Cassie promises to send some links to student budgets and affordability options and informs Mom that if Pat decides to attend HU, she’ll have aid for all four years, as long as her grades remain good. She flags Mom’s parent record to receive the information and adds a private note to Dean Kline about the discussion, highlights of which are stored as secure notes in Pat’s record.
As Bob and his colleagues wind down the evaluation of thousands of applications, he keeps thinking about the young woman who said she couldn’t afford to attend. Her essay and recommendations have arrived, completing her requirements and adding her to his evaluation queue. He’s on the road but is able to review cases on the web, so he sits down late one night and reads what Pat has written.
Her compassion, tenacity and obvious intelligence impress Bob, and he’s touched by the story of how an elderly woman with Alzheimer’s, who hadn’t spoken coherently for 10 years, would sing along with Pat. As he admits her, he flags her record as a candidate for a premier scholarship.
When the notification deadline arrives, Pat receives an email instructing her to check her HU account. Using her smartphone to access the portal, she learns that she has been accepted and that she is one of a small number of students to receive a full four-year scholarship.
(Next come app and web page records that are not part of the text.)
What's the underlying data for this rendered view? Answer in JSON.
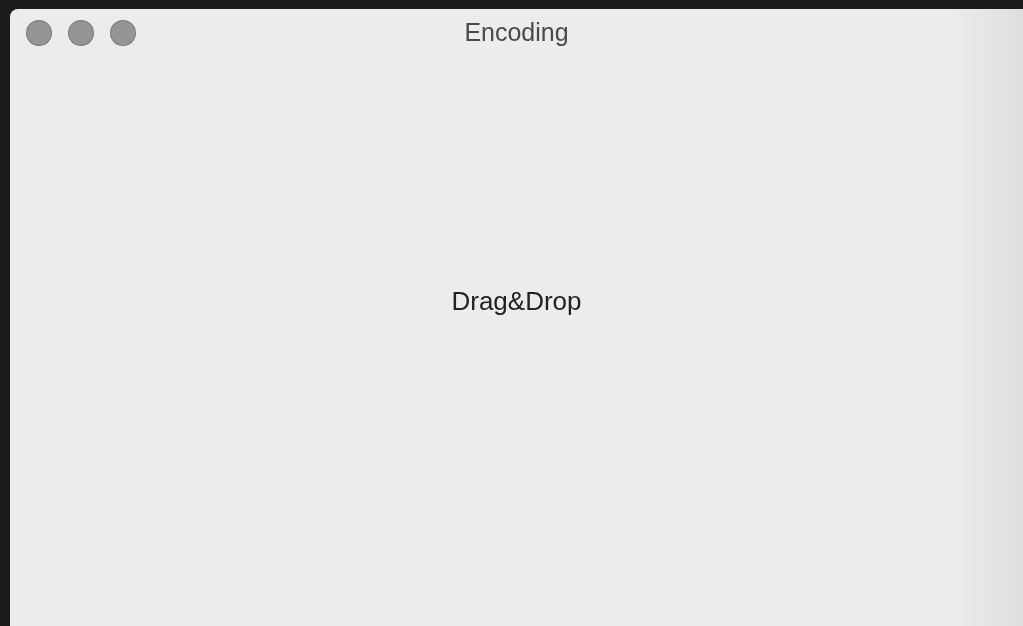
{
  "window": {
    "title": "Encoding",
    "focused": false
  },
  "drop_zone": {
    "label": "Drag&Drop"
  }
}
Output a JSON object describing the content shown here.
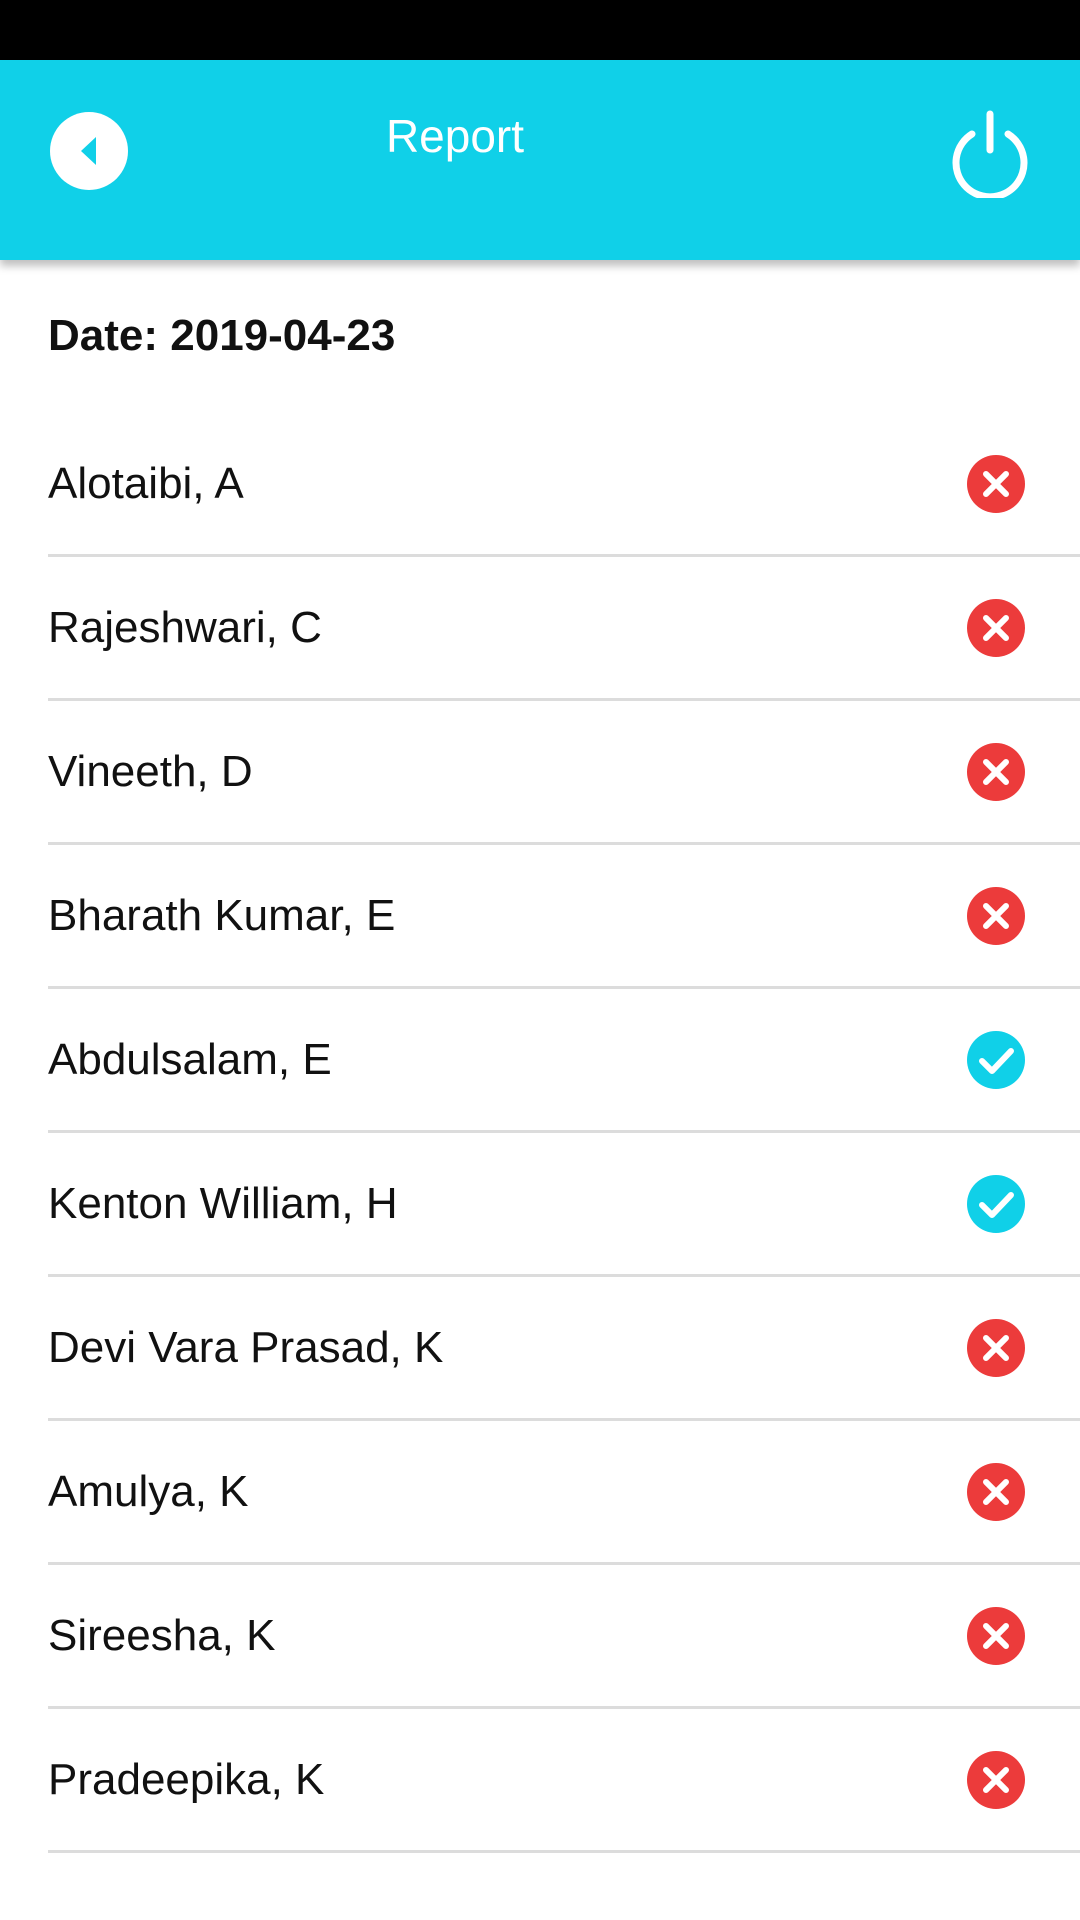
{
  "header": {
    "title": "Report",
    "background": "#10d0e8",
    "back_icon": "back-arrow-icon",
    "power_icon": "power-icon"
  },
  "report": {
    "date_text": "Date: 2019-04-23"
  },
  "colors": {
    "absent": "#ec3b3b",
    "present": "#10d0e8"
  },
  "students": [
    {
      "name": "Alotaibi, A",
      "status": "absent"
    },
    {
      "name": "Rajeshwari, C",
      "status": "absent"
    },
    {
      "name": "Vineeth, D",
      "status": "absent"
    },
    {
      "name": "Bharath Kumar, E",
      "status": "absent"
    },
    {
      "name": "Abdulsalam, E",
      "status": "present"
    },
    {
      "name": "Kenton William, H",
      "status": "present"
    },
    {
      "name": "Devi Vara Prasad, K",
      "status": "absent"
    },
    {
      "name": "Amulya, K",
      "status": "absent"
    },
    {
      "name": "Sireesha, K",
      "status": "absent"
    },
    {
      "name": "Pradeepika, K",
      "status": "absent"
    }
  ]
}
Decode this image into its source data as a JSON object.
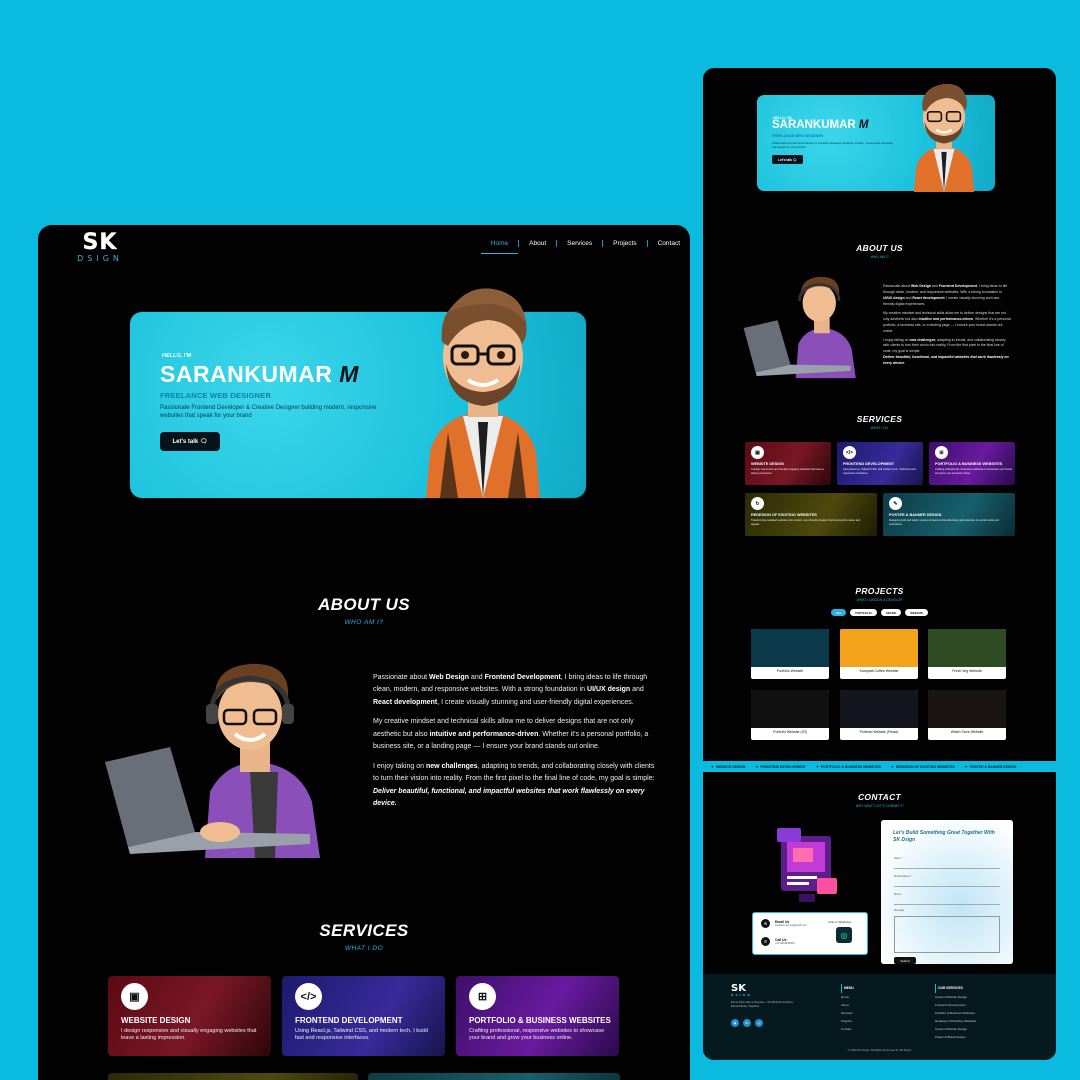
{
  "brand": {
    "logo_top": "SK",
    "logo_bottom": "DSIGN"
  },
  "nav": [
    "Home",
    "About",
    "Services",
    "Projects",
    "Contact"
  ],
  "hero": {
    "hello": "HELLO, I'M",
    "name_first": "SARANKUMAR",
    "name_last": "M",
    "role": "FREELANCE WEB DESIGNER",
    "description": "Passionate Frontend Developer & Creative Designer building modern, responsive websites that speak for your brand",
    "cta": "Let's talk 🗨"
  },
  "about": {
    "title": "ABOUT US",
    "subtitle": "WHO AM I?",
    "p1_a": "Passionate about ",
    "p1_b": "Web Design",
    "p1_c": " and ",
    "p1_d": "Frontend Development",
    "p1_e": ", I bring ideas to life through clean, modern, and responsive websites. With a strong foundation in ",
    "p1_f": "UI/UX design",
    "p1_g": " and ",
    "p1_h": "React development",
    "p1_i": ", I create visually stunning and user-friendly digital experiences.",
    "p2_a": "My creative mindset and technical skills allow me to deliver designs that are not only aesthetic but also ",
    "p2_b": "intuitive and performance-driven",
    "p2_c": ". Whether it's a personal portfolio, a business site, or a landing page — I ensure your brand stands out online.",
    "p3_a": "I enjoy taking on ",
    "p3_b": "new challenges",
    "p3_c": ", adapting to trends, and collaborating closely with clients to turn their vision into reality. From the first pixel to the final line of code, my goal is simple:",
    "p3_em": "Deliver beautiful, functional, and impactful websites that work flawlessly on every device."
  },
  "services": {
    "title": "SERVICES",
    "subtitle": "WHAT I DO",
    "items": [
      {
        "title": "WEBSITE DESIGN",
        "desc": "I design responsive and visually engaging websites that leave a lasting impression.",
        "icon": "monitor-icon",
        "glyph": "▣"
      },
      {
        "title": "FRONTEND DEVELOPMENT",
        "desc": "Using React.js, Tailwind CSS, and modern tech, I build fast and responsive interfaces.",
        "icon": "code-icon",
        "glyph": "</>"
      },
      {
        "title": "PORTFOLIO & BUSINESS WEBSITES",
        "desc": "Crafting professional, responsive websites to showcase your brand and grow your business online.",
        "icon": "briefcase-icon",
        "glyph": "⊞"
      },
      {
        "title": "REDESIGN OF EXISTING WEBSITES",
        "desc": "Transforming outdated websites into modern, user-friendly designs that boost performance and appeal.",
        "icon": "refresh-icon",
        "glyph": "↻"
      },
      {
        "title": "POSTER & BANNER DESIGN",
        "desc": "Designing bold and catchy posters & banners that effectively grab attention on social media and promotions.",
        "icon": "brush-icon",
        "glyph": "✎"
      }
    ]
  },
  "projects": {
    "title": "PROJECTS",
    "subtitle": "WHAT I DESIGN & DEVELOP",
    "filters": [
      "ALL",
      "PORTFOLIO",
      "ONLINE",
      "WEBSITE"
    ],
    "items": [
      {
        "caption": "Portfolio Website",
        "color": "#0a3a4a"
      },
      {
        "caption": "Karupatti Coffee Website",
        "color": "#f2a31b"
      },
      {
        "caption": "Fresh Veg Website",
        "color": "#2e4a22"
      },
      {
        "caption": "Portfolio Website (JS)",
        "color": "#111111"
      },
      {
        "caption": "Portfolio Website (React)",
        "color": "#14161f"
      },
      {
        "caption": "Watch Store Website",
        "color": "#1a1414"
      }
    ]
  },
  "ticker": [
    "WEBSITE DESIGN",
    "FRONTEND DEVELOPMENT",
    "PORTFOLIO & BUSINESS WEBSITES",
    "REDESIGN OF EXISTING WEBSITES",
    "POSTER & BANNER DESIGN"
  ],
  "contact": {
    "title": "CONTACT",
    "subtitle": "WHY WAIT? LET'S CONNECT!",
    "form_title": "Let's Build Something Great Together With SK Dsign",
    "name_label": "Name *",
    "email_label": "Email Address *",
    "phone_label": "Phone",
    "message_label": "Message",
    "submit": "Submit",
    "email_key": "Email Us",
    "email_val": "sarankumarr.m@gmail.com",
    "call_key": "Call Us",
    "call_val": "+91 9843455000",
    "wa_text": "Chat on WhatsApp"
  },
  "footer": {
    "desc": "Every Pixel Has a Purpose – We Build Something Extraordinary Together.",
    "menu_title": "MENU",
    "menu": [
      "Home",
      "About",
      "Services",
      "Projects",
      "Contact"
    ],
    "services_title": "OUR SERVICES",
    "services": [
      "Custom Website Design",
      "Frontend Development",
      "Portfolio & Business Websites",
      "Redesign Of Existing Websites",
      "Custom Website Design",
      "Poster & Brand Design"
    ],
    "copyright": "© 2025 SK Dsign. All Rights Reserved by SK Dsign"
  },
  "colors": {
    "background": "#0bbadf",
    "accent": "#2ab3e0",
    "page": "#020203"
  }
}
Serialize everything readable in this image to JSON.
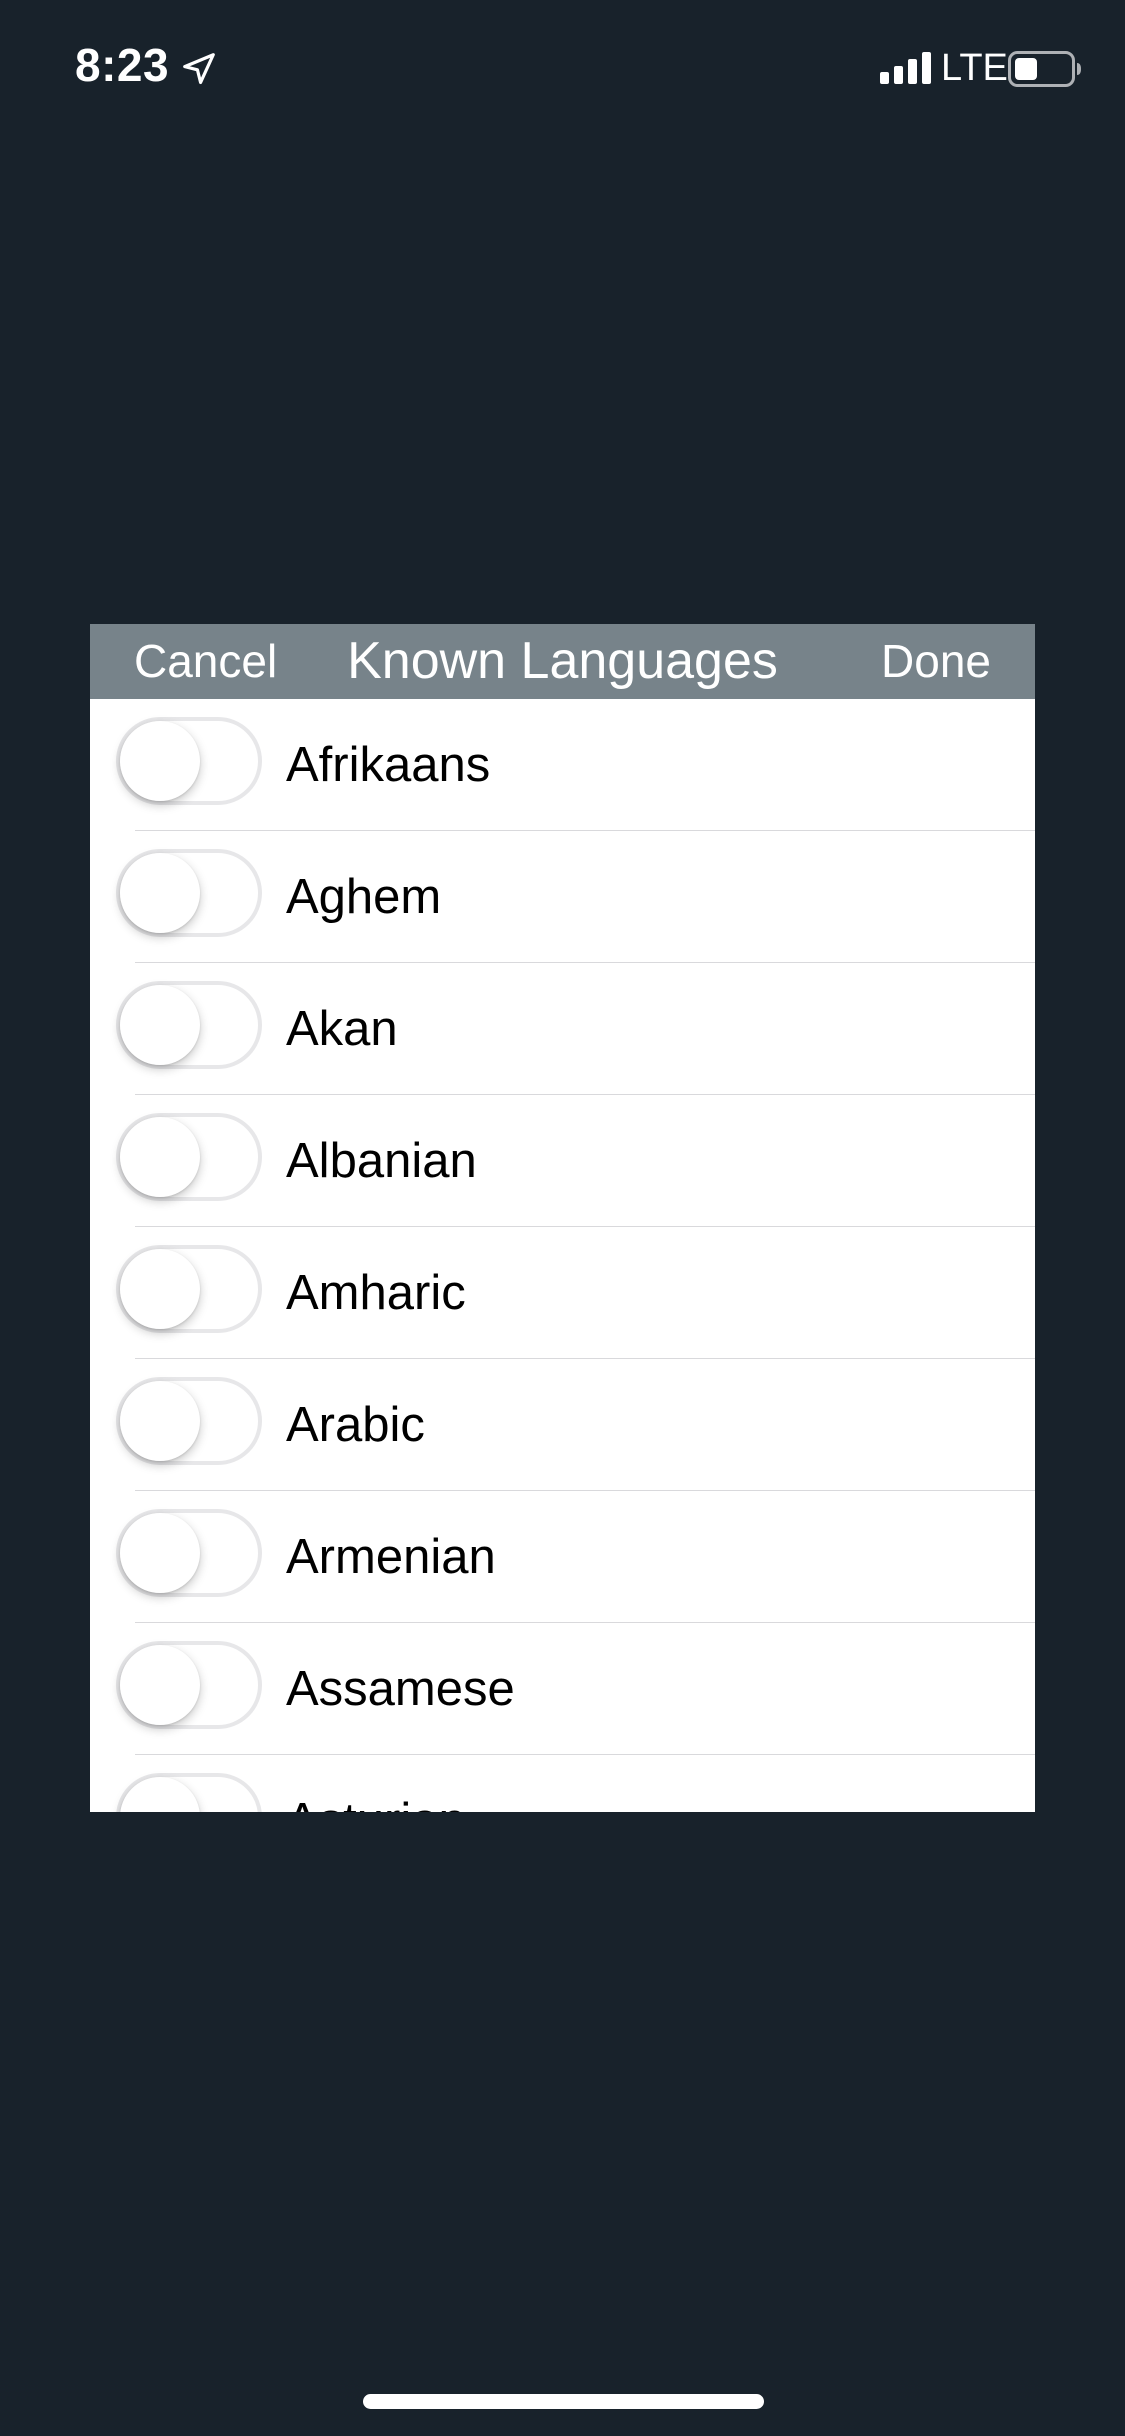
{
  "status_bar": {
    "time": "8:23",
    "network": "LTE",
    "icons": [
      "location-arrow-icon",
      "cellular-signal-icon",
      "battery-icon"
    ]
  },
  "dialog": {
    "cancel_label": "Cancel",
    "title": "Known Languages",
    "done_label": "Done"
  },
  "languages": [
    {
      "label": "Afrikaans",
      "enabled": false
    },
    {
      "label": "Aghem",
      "enabled": false
    },
    {
      "label": "Akan",
      "enabled": false
    },
    {
      "label": "Albanian",
      "enabled": false
    },
    {
      "label": "Amharic",
      "enabled": false
    },
    {
      "label": "Arabic",
      "enabled": false
    },
    {
      "label": "Armenian",
      "enabled": false
    },
    {
      "label": "Assamese",
      "enabled": false
    },
    {
      "label": "Asturian",
      "enabled": false
    }
  ],
  "colors": {
    "background": "#18222b",
    "header": "#77838a",
    "toggle_border": "#e7e7e9",
    "separator": "#d9d9dc"
  }
}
She reads the acceptance notification twice to be sure she isn’t dreaming and then calls her mom at work to deliver the good news.
The Final Analysis
You may be wondering why a story like this is included in a technology article. Perhaps it seems as if technology has taken second billing to the tale of a bright young woman whose dream came true. Perhaps you even wonder what point we’re trying to make. Simply put, we’d like you to consider that, at every turn, the system enabled the people.
The counselor was able to work from any venue while maximizing his one-on-one experiences — not only with prospective students but also with faculty members whose programs he supports. The operations manager was able to redirect resources to student and family services while leveling counselor caseloads, ensuring equity and meeting deadlines, despite a burgeoning stream of applications. The dean was able to see the entire operation, and at a critical moment, the prospective student and her mom got the support they needed from caring individuals who had time to pay close attention to their plight.
The system was supported by a cloud-based partner that was responsive to its customers and worked with HU to develop functionality that permitted a customized business process focused on people and problem solving. The institution had not only the latitude to address increasing application numbers but also the capacity to do so with greater equity and a life-changing personal touch.
That’s what a world-class system should do: enable people to make a difference. So if technology seems the lesser part of this story, that’s as it should be — the system has done its job.